These sugar free muffins are great for when I need a bit of cake without the guilt or the post-cake sugar crash. They are moist and delicious with a subtle sweetness. I make them for my 8 month old daughter so I don’t add any sugar to the mixture, but sometimes I treat myself by spreading them with a bit of butter or honey. Yum!

Ingredients:

150g (5 ½ oz) wholemeal spelt flour

1 ½ tsp gluten free baking powder

½ tsp cinnamon

A couple of handfuls of sultanas

60g (2 oz) coconut oil or butter

2 large eggs, beaten

3 medium apples, grated

3-4 tbsp milk

How to make them:

Preheat oven 190°C/375°F/Gas Mark 5.

Sift dry ingredients into a bowl. Gently melt the butter or coconut oil. In a separate bowl, combine the eggs, grated apple and melted butter and mix well. Then pour the apple mixture into the flour and fold together. Add enough milk to give a soft dropping consistency. Spoon the mixture into greased muffin tins and cook for 10-15 minutes until golden brown.

I use whatever apples I have lying around, usually the ones that are going a bit wrinkly in the fruit bowl! However, if you want to get more flavour, you could experiment by using a stronger tasting apple like a cooking apple.

To add a bit of natural sweetness, you could try adding honey to the mixture or a bit of freshly squeezed fruit juice, some orange zest or even some chopped dates. If you try these any of these, please let me know how it goes.

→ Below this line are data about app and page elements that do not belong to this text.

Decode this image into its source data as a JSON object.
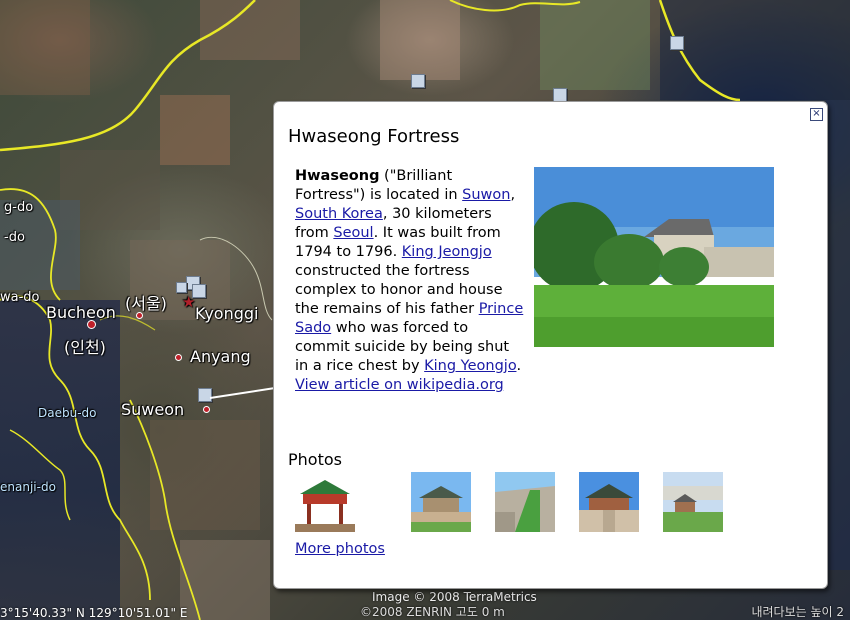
{
  "map": {
    "labels": {
      "gido": "g-do",
      "tido": "-do",
      "wado": "wa-do",
      "bucheon": "Bucheon",
      "incheon_kr": "(인천)",
      "seoul_kr": "(서울)",
      "kyonggi": "Kyonggi",
      "anyang": "Anyang",
      "suweon": "Suweon",
      "daebudo": "Daebu-do",
      "yeonanjido": "enanji-do"
    },
    "coords": "3°15'40.33\" N    129°10'51.01\" E",
    "attribution": "Image © 2008 TerraMetrics",
    "attribution2": "©2008 ZENRIN   고도   0 m",
    "bottom_right": "내려다보는 높이  2"
  },
  "balloon": {
    "title": "Hwaseong Fortress",
    "close_label": "×",
    "body": {
      "bold": "Hwaseong",
      "t1": " (\"Brilliant Fortress\") is located in ",
      "link_suwon": "Suwon",
      "t2": ", ",
      "link_korea": "South Korea",
      "t3": ", 30 kilometers from ",
      "link_seoul": "Seoul",
      "t4": ". It was built from 1794 to 1796. ",
      "link_jeongjo": "King Jeongjo",
      "t5": " constructed the fortress complex to honor and house the remains of his father ",
      "link_sado": "Prince Sado",
      "t6": " who was forced to commit suicide by being shut in a rice chest by ",
      "link_yeongjo": "King Yeongjo",
      "t7": ".",
      "link_wiki": "View article on wikipedia.org"
    },
    "photos_heading": "Photos",
    "more_photos": "More photos"
  },
  "colors": {
    "link": "#1a1aa6",
    "border_yellow": "#e8e826",
    "marker_red": "#c0202a"
  }
}
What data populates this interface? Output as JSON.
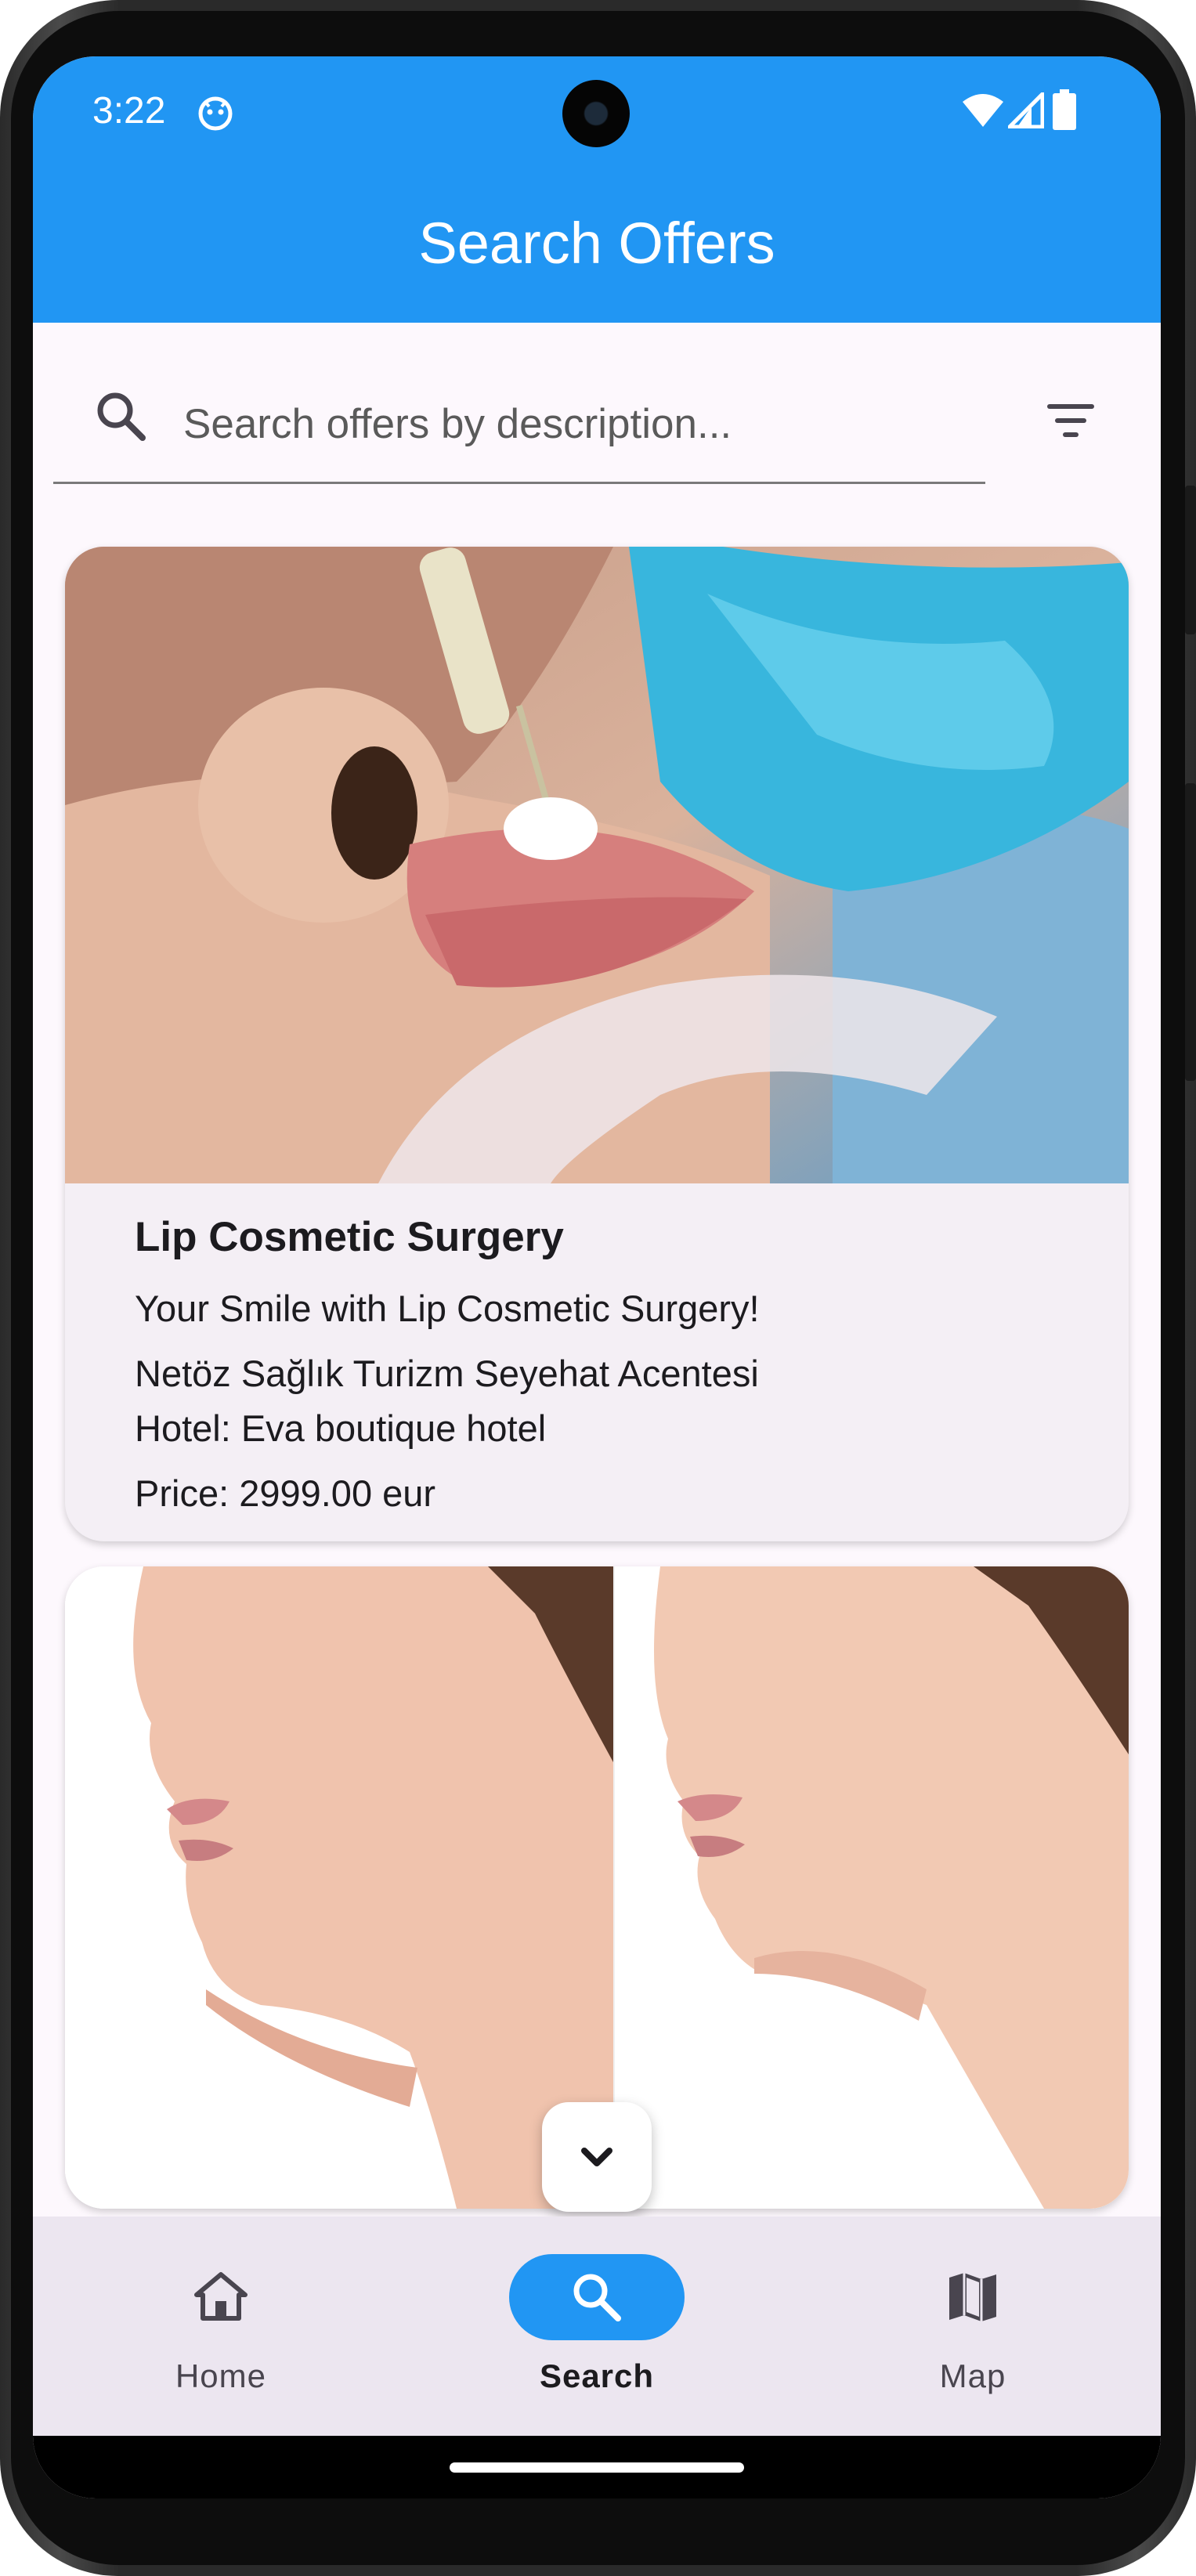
{
  "status_bar": {
    "time": "3:22"
  },
  "app_bar": {
    "title": "Search Offers"
  },
  "search": {
    "placeholder": "Search offers by description...",
    "value": ""
  },
  "offers": [
    {
      "title": "Lip Cosmetic Surgery",
      "description": "Your Smile with Lip Cosmetic Surgery!",
      "agency": "Netöz Sağlık Turizm Seyehat Acentesi",
      "hotel": "Hotel: Eva boutique hotel",
      "price": "Price:  2999.00 eur"
    }
  ],
  "bottom_nav": {
    "items": [
      {
        "label": "Home",
        "icon": "home-icon",
        "active": false
      },
      {
        "label": "Search",
        "icon": "search-icon",
        "active": true
      },
      {
        "label": "Map",
        "icon": "map-icon",
        "active": false
      }
    ]
  },
  "colors": {
    "primary": "#2196f3",
    "surface": "#fdf8fd",
    "card": "#f4eff5",
    "nav": "#ece6f0"
  }
}
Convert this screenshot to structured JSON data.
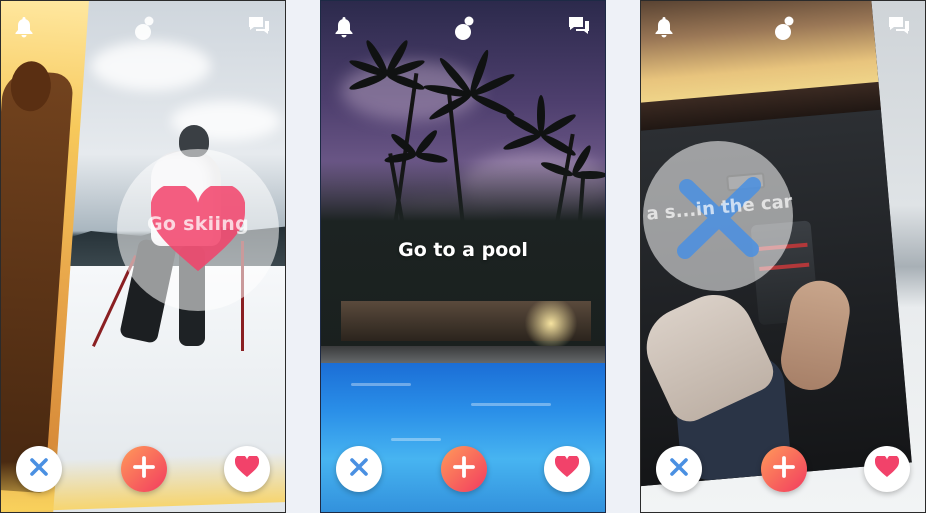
{
  "screens": [
    {
      "id": "skiing",
      "card_label": "Go skiing",
      "swipe_state": "like"
    },
    {
      "id": "pool",
      "card_label": "Go to a pool",
      "swipe_state": "none"
    },
    {
      "id": "car",
      "card_label": "r a s...in the car",
      "swipe_state": "nope"
    }
  ],
  "icons": {
    "bell": "bell-icon",
    "logo": "app-logo-icon",
    "chat": "chat-icon",
    "nope": "x-icon",
    "add": "plus-icon",
    "like": "heart-icon"
  },
  "colors": {
    "nope_blue": "#4a90e2",
    "like_pink": "#f2426a",
    "add_gradient_start": "#ff9a5a",
    "add_gradient_end": "#f23b5f",
    "icon_white": "#ffffff",
    "background": "#eef1f7"
  }
}
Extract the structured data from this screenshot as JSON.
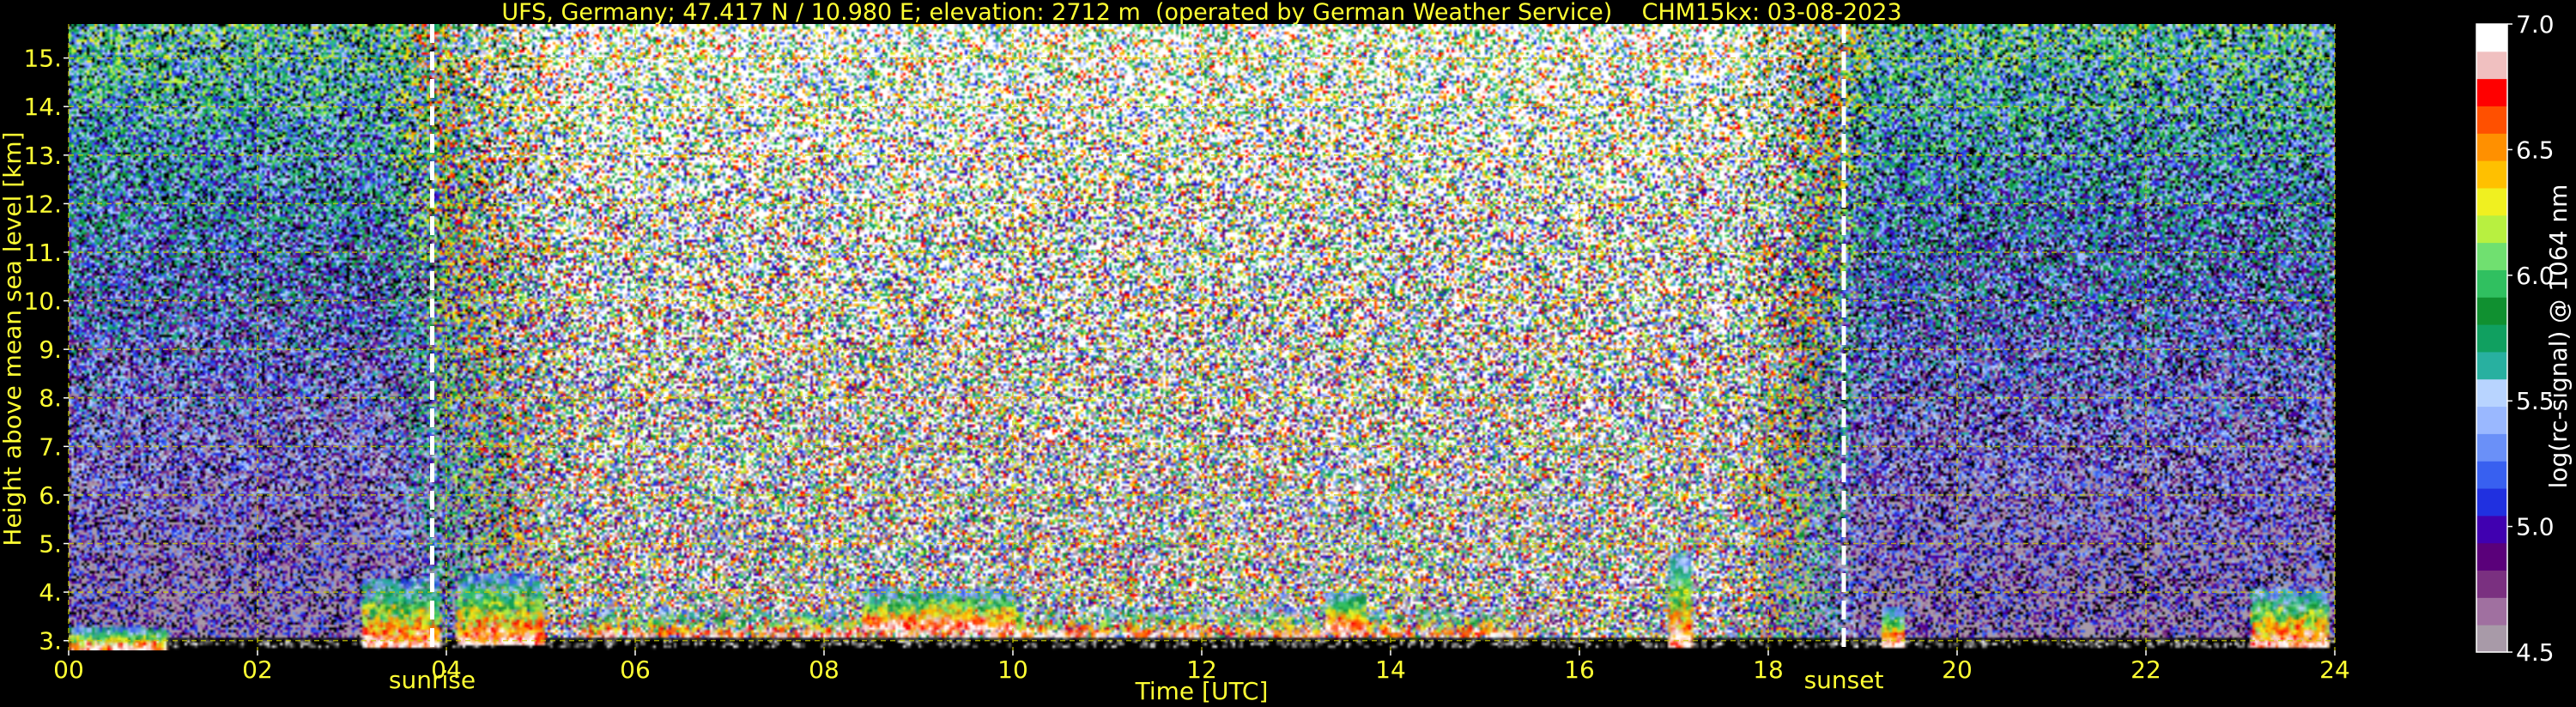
{
  "chart_data": {
    "type": "heatmap",
    "title": "UFS, Germany; 47.417 N / 10.980 E; elevation: 2712 m  (operated by German Weather Service)    CHM15kx: 03-08-2023",
    "xlabel": "Time [UTC]",
    "ylabel": "Height above mean sea level [km]",
    "xlim": [
      0,
      24
    ],
    "ylim": [
      2.8,
      15.7
    ],
    "x_ticks": [
      "00",
      "02",
      "04",
      "06",
      "08",
      "10",
      "12",
      "14",
      "16",
      "18",
      "20",
      "22",
      "24"
    ],
    "y_ticks": [
      "3.",
      "4.",
      "5.",
      "6.",
      "7.",
      "8.",
      "9.",
      "10.",
      "11.",
      "12.",
      "13.",
      "14.",
      "15."
    ],
    "grid": true,
    "colorbar": {
      "label": "log(rc-signal) @ 1064 nm",
      "range": [
        4.5,
        7.0
      ],
      "ticks": [
        "4.5",
        "5.0",
        "5.5",
        "6.0",
        "6.5",
        "7.0"
      ]
    },
    "markers": [
      {
        "label": "sunrise",
        "x": 3.85
      },
      {
        "label": "sunset",
        "x": 18.8
      }
    ],
    "colors": {
      "axis_text": "#ffff33",
      "grid": "#cccc00",
      "marker_line": "#ffffff",
      "colorbar_text": "#ffffff"
    },
    "colorbar_stops": [
      "#a89aa8",
      "#a070a0",
      "#7a3080",
      "#5a007a",
      "#4000b0",
      "#2030e0",
      "#3860f0",
      "#6a90f8",
      "#9ab8ff",
      "#b8d4ff",
      "#28b0a0",
      "#10a060",
      "#109030",
      "#30c060",
      "#70e070",
      "#b8f040",
      "#f0f020",
      "#ffc000",
      "#ff9000",
      "#ff5000",
      "#ff0000",
      "#f0c0c0",
      "#ffffff"
    ],
    "features": {
      "day_noise_hours": [
        5.5,
        17.5
      ],
      "cloud_blocks": [
        {
          "t0": 3.1,
          "t1": 3.9,
          "h0": 2.95,
          "h1": 4.3
        },
        {
          "t0": 4.1,
          "t1": 5.0,
          "h0": 3.0,
          "h1": 4.4
        },
        {
          "t0": 5.4,
          "t1": 15.3,
          "h0": 3.15,
          "h1": 3.7
        },
        {
          "t0": 8.4,
          "t1": 10.0,
          "h0": 3.3,
          "h1": 4.1
        },
        {
          "t0": 13.3,
          "t1": 13.7,
          "h0": 3.3,
          "h1": 4.0
        },
        {
          "t0": 16.95,
          "t1": 17.15,
          "h0": 2.95,
          "h1": 4.8
        },
        {
          "t0": 19.2,
          "t1": 19.4,
          "h0": 2.95,
          "h1": 3.7
        },
        {
          "t0": 23.1,
          "t1": 23.9,
          "h0": 2.95,
          "h1": 4.1
        },
        {
          "t0": 0.0,
          "t1": 1.0,
          "h0": 2.85,
          "h1": 3.3
        }
      ]
    }
  }
}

Also, try them with 2 medium carrots instead of apples for a slightly different taste.